=== DATA TO PROCESS ===
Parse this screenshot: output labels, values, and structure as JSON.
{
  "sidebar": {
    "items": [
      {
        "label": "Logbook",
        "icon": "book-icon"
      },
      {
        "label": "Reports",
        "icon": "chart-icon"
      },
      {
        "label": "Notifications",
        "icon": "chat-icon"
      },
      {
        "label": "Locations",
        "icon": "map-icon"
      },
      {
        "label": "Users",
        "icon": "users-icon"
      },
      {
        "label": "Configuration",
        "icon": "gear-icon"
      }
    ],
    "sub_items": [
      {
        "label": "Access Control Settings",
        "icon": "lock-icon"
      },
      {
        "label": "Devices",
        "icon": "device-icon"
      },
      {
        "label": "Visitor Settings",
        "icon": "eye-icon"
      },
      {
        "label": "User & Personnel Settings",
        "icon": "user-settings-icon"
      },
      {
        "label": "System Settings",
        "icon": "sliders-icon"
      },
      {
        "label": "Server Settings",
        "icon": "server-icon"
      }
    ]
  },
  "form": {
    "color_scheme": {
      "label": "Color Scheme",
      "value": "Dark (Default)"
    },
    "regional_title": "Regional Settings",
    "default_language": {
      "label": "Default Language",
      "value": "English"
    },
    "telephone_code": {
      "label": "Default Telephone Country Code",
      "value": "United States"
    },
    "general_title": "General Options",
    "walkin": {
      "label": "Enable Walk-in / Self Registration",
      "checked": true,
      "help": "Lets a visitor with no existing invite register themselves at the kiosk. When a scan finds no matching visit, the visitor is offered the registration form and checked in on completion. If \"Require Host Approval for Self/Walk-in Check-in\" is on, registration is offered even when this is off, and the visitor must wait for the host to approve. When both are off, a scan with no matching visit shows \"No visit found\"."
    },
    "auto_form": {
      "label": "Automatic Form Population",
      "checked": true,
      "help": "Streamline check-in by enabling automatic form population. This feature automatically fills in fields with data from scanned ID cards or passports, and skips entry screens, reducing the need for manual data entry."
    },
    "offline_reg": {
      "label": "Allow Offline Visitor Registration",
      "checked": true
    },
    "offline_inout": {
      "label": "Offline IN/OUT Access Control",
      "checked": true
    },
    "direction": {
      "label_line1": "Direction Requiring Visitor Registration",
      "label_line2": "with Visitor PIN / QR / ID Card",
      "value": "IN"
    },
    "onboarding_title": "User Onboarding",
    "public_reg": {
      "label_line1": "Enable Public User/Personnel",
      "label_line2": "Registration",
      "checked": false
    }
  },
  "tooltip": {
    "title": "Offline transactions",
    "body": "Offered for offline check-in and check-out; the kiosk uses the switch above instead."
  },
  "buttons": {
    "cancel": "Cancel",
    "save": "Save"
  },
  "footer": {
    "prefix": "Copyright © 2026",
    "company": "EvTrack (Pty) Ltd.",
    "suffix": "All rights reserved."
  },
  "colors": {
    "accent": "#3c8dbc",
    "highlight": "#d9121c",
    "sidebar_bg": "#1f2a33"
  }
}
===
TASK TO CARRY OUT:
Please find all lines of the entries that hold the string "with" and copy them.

THE ANSWER:
      "help": "Lets a visitor with no existing invite register themselves at the kiosk. When a scan finds no matching visit, the visitor is offered the registration form and checked in on completion. If \"Require Host Approval for Self/Walk-in Check-in\" is on, registration is offered even when this is off, and the visitor must wait for the host to approve. When both are off, a scan with no matching visit shows \"No visit found\"."
      "help": "Streamline check-in by enabling automatic form population. This feature automatically fills in fields with data from scanned ID cards or passports, and skips entry screens, reducing the need for manual data entry."
      "label_line2": "with Visitor PIN / QR / ID Card",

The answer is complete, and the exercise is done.